This week’s CSA share brought Spring’s first cheery-looking bunch of little carrots. Scharko carrots taste and smell so flavorful they’re like a caricature of a carrot, an artist’s rendering of a carrot’s distinctive traits brought to an imaginary extreme, but that’s true for so many fruits & veggies when you get away from the built-to-last supermarket versions. At any rate, I felt like I’d been waiting my whole life (or anyway, since last Spring) to score the season’s first carrots and stuff them directly into the food processor to make Smitten Kitchen’s divine carrot-ginger dressing.
So that is what I did. The avocados are definitely non-negotiable, but I bulked out our salad with sliced radishes and browned tofu cubes. I replaced the shallot in the dressing with a small bulb of green garlic and one of green onion, which worked out nicely, but otherwise followed the recipe to a T, as there’s no sense messing with a perfect thing.

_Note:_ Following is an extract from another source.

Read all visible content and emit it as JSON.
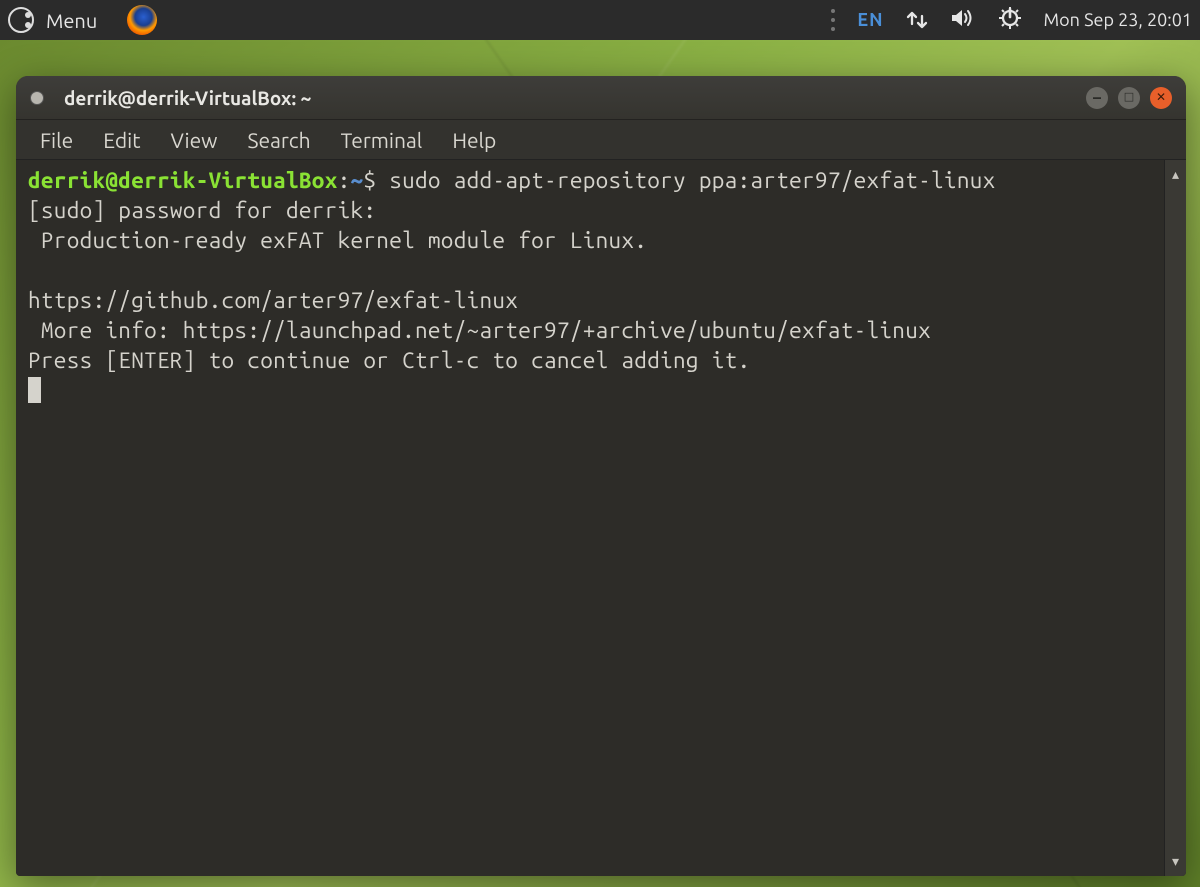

This take on pasta salad would be perfect as a take-along to a summer barbeque, you know, if it were summer anymore. Instead, school has started so I’ll be toting it in Mason jars and eating it at my desk while I mourn the carefree summer days that I pretty much totally wasted and didn’t appreciate while I had, etc.
I know what you’re thinking. No, the Scharkos didn’t grow avocados. (But if they were to figure that out sometime I’d give them my firstborn son. Not Thurston! My firstborn HUMAN son. God, go easy, I’m not insane.)
Anyway. As far as I can tell the availability of local avocados is the reason people move to California.
Here I tossed our immigrant avocados with fully local halved cherry tomatoes, butter peas, and basil, then stirred in crumbled feta and cooked orzo and dressed the whole thing with balsamic & olive oil. Really lovely, and almost makes me forget I let summer slip through my fingers as usual.
FETA ORZO SALAD WITH TOMATOES & AVOCADOS
1 cup dried whole-wheat orzo pasta
1 cup cooked butter peas
1 pint cherry tomatoes, halved
2 avocados, diced
1/4 cup chopped basil
1/2 cup crumbled feta
1/4 cup balsamic vinegar
1/4 cup olive oil
Salt & pepper to taste
Boil salted water & cook orzo. Combine butter peas, tomatoes, avocados, basil, and feta in a large bowl; add drained & rinsed orzo. Whisk together balsamic vinegar, olive oil, salt, and pepper, and pour over salad. Stir to combine. Serve chilled.